§ TASK BRIEF
Line by line, the data below should be set down unchanged, with images excluded.

[Web page and app entries]
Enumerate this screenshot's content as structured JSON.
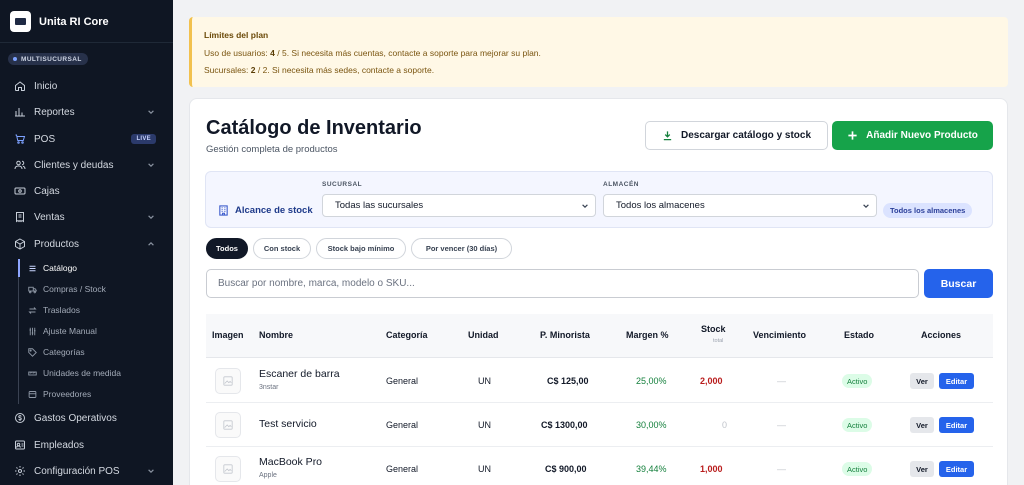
{
  "app": {
    "name": "Unita RI Core",
    "branch_mode": "MULTISUCURSAL"
  },
  "nav": {
    "items": [
      {
        "label": "Inicio",
        "icon": "home-icon"
      },
      {
        "label": "Reportes",
        "icon": "chart-icon"
      },
      {
        "label": "POS",
        "icon": "cart-icon",
        "badge": "LIVE"
      },
      {
        "label": "Clientes y deudas",
        "icon": "users-icon"
      },
      {
        "label": "Cajas",
        "icon": "cash-icon"
      },
      {
        "label": "Ventas",
        "icon": "receipt-icon"
      },
      {
        "label": "Productos",
        "icon": "box-icon"
      }
    ],
    "sub_items": [
      {
        "label": "Catálogo",
        "icon": "list-icon"
      },
      {
        "label": "Compras / Stock",
        "icon": "truck-icon"
      },
      {
        "label": "Traslados",
        "icon": "transfer-icon"
      },
      {
        "label": "Ajuste Manual",
        "icon": "sliders-icon"
      },
      {
        "label": "Categorías",
        "icon": "tag-icon"
      },
      {
        "label": "Unidades de medida",
        "icon": "ruler-icon"
      },
      {
        "label": "Proveedores",
        "icon": "supplier-icon"
      }
    ],
    "bottom_items": [
      {
        "label": "Gastos Operativos",
        "icon": "dollar-icon"
      },
      {
        "label": "Empleados",
        "icon": "employees-icon"
      },
      {
        "label": "Configuración POS",
        "icon": "gear-icon"
      }
    ]
  },
  "alert": {
    "title": "Límites del plan",
    "line1_prefix": "Uso de usuarios: ",
    "line1_used": "4",
    "line1_rest": " / 5. Si necesita más cuentas, contacte a soporte para mejorar su plan.",
    "line2_prefix": "Sucursales: ",
    "line2_used": "2",
    "line2_rest": " / 2. Si necesita más sedes, contacte a soporte."
  },
  "page": {
    "title": "Catálogo de Inventario",
    "subtitle": "Gestión completa de productos",
    "download_label": "Descargar catálogo y stock",
    "add_label": "Añadir Nuevo Producto"
  },
  "scope": {
    "label": "Alcance de stock",
    "branch_label": "SUCURSAL",
    "branch_value": "Todas las sucursales",
    "warehouse_label": "ALMACÉN",
    "warehouse_value": "Todos los almacenes",
    "pill": "Todos los almacenes"
  },
  "filters": [
    "Todos",
    "Con stock",
    "Stock bajo mínimo",
    "Por vencer (30 días)"
  ],
  "search": {
    "placeholder": "Buscar por nombre, marca, modelo o SKU...",
    "button": "Buscar"
  },
  "table": {
    "headers": {
      "image": "Imagen",
      "name": "Nombre",
      "category": "Categoría",
      "unit": "Unidad",
      "price": "P. Minorista",
      "margin": "Margen %",
      "stock": "Stock",
      "stock_sub": "total",
      "expiry": "Vencimiento",
      "status": "Estado",
      "actions": "Acciones"
    },
    "rows": [
      {
        "name": "Escaner de barra",
        "brand": "3nstar",
        "category": "General",
        "unit": "UN",
        "price": "C$ 125,00",
        "margin": "25,00%",
        "stock": "2,000",
        "expiry": "—",
        "status": "Activo",
        "view": "Ver",
        "edit": "Editar"
      },
      {
        "name": "Test servicio",
        "brand": "",
        "category": "General",
        "unit": "UN",
        "price": "C$ 1300,00",
        "margin": "30,00%",
        "stock": "0",
        "expiry": "—",
        "status": "Activo",
        "view": "Ver",
        "edit": "Editar"
      },
      {
        "name": "MacBook Pro",
        "brand": "Apple",
        "category": "General",
        "unit": "UN",
        "price": "C$ 900,00",
        "margin": "39,44%",
        "stock": "1,000",
        "expiry": "—",
        "status": "Activo",
        "view": "Ver",
        "edit": "Editar"
      }
    ]
  },
  "colors": {
    "sidebar": "#0f1623",
    "primary": "#2563eb",
    "success": "#16a34a",
    "warning_bg": "#fff8e6"
  }
}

§ EXERCISE RESULT
Enumerate this screenshot's content as structured JSON.
{
  "app": {
    "name": "Unita RI Core",
    "branch_mode": "MULTISUCURSAL"
  },
  "nav": {
    "items": [
      {
        "label": "Inicio",
        "icon": "home-icon"
      },
      {
        "label": "Reportes",
        "icon": "chart-icon"
      },
      {
        "label": "POS",
        "icon": "cart-icon",
        "badge": "LIVE"
      },
      {
        "label": "Clientes y deudas",
        "icon": "users-icon"
      },
      {
        "label": "Cajas",
        "icon": "cash-icon"
      },
      {
        "label": "Ventas",
        "icon": "receipt-icon"
      },
      {
        "label": "Productos",
        "icon": "box-icon"
      }
    ],
    "sub_items": [
      {
        "label": "Catálogo",
        "icon": "list-icon"
      },
      {
        "label": "Compras / Stock",
        "icon": "truck-icon"
      },
      {
        "label": "Traslados",
        "icon": "transfer-icon"
      },
      {
        "label": "Ajuste Manual",
        "icon": "sliders-icon"
      },
      {
        "label": "Categorías",
        "icon": "tag-icon"
      },
      {
        "label": "Unidades de medida",
        "icon": "ruler-icon"
      },
      {
        "label": "Proveedores",
        "icon": "supplier-icon"
      }
    ],
    "bottom_items": [
      {
        "label": "Gastos Operativos",
        "icon": "dollar-icon"
      },
      {
        "label": "Empleados",
        "icon": "employees-icon"
      },
      {
        "label": "Configuración POS",
        "icon": "gear-icon"
      }
    ]
  },
  "alert": {
    "title": "Límites del plan",
    "line1_prefix": "Uso de usuarios: ",
    "line1_used": "4",
    "line1_rest": " / 5. Si necesita más cuentas, contacte a soporte para mejorar su plan.",
    "line2_prefix": "Sucursales: ",
    "line2_used": "2",
    "line2_rest": " / 2. Si necesita más sedes, contacte a soporte."
  },
  "page": {
    "title": "Catálogo de Inventario",
    "subtitle": "Gestión completa de productos",
    "download_label": "Descargar catálogo y stock",
    "add_label": "Añadir Nuevo Producto"
  },
  "scope": {
    "label": "Alcance de stock",
    "branch_label": "SUCURSAL",
    "branch_value": "Todas las sucursales",
    "warehouse_label": "ALMACÉN",
    "warehouse_value": "Todos los almacenes",
    "pill": "Todos los almacenes"
  },
  "filters": [
    "Todos",
    "Con stock",
    "Stock bajo mínimo",
    "Por vencer (30 días)"
  ],
  "search": {
    "placeholder": "Buscar por nombre, marca, modelo o SKU...",
    "button": "Buscar"
  },
  "table": {
    "headers": {
      "image": "Imagen",
      "name": "Nombre",
      "category": "Categoría",
      "unit": "Unidad",
      "price": "P. Minorista",
      "margin": "Margen %",
      "stock": "Stock",
      "stock_sub": "total",
      "expiry": "Vencimiento",
      "status": "Estado",
      "actions": "Acciones"
    },
    "rows": [
      {
        "name": "Escaner de barra",
        "brand": "3nstar",
        "category": "General",
        "unit": "UN",
        "price": "C$ 125,00",
        "margin": "25,00%",
        "stock": "2,000",
        "expiry": "—",
        "status": "Activo",
        "view": "Ver",
        "edit": "Editar"
      },
      {
        "name": "Test servicio",
        "brand": "",
        "category": "General",
        "unit": "UN",
        "price": "C$ 1300,00",
        "margin": "30,00%",
        "stock": "0",
        "expiry": "—",
        "status": "Activo",
        "view": "Ver",
        "edit": "Editar"
      },
      {
        "name": "MacBook Pro",
        "brand": "Apple",
        "category": "General",
        "unit": "UN",
        "price": "C$ 900,00",
        "margin": "39,44%",
        "stock": "1,000",
        "expiry": "—",
        "status": "Activo",
        "view": "Ver",
        "edit": "Editar"
      }
    ]
  },
  "colors": {
    "sidebar": "#0f1623",
    "primary": "#2563eb",
    "success": "#16a34a",
    "warning_bg": "#fff8e6"
  }
}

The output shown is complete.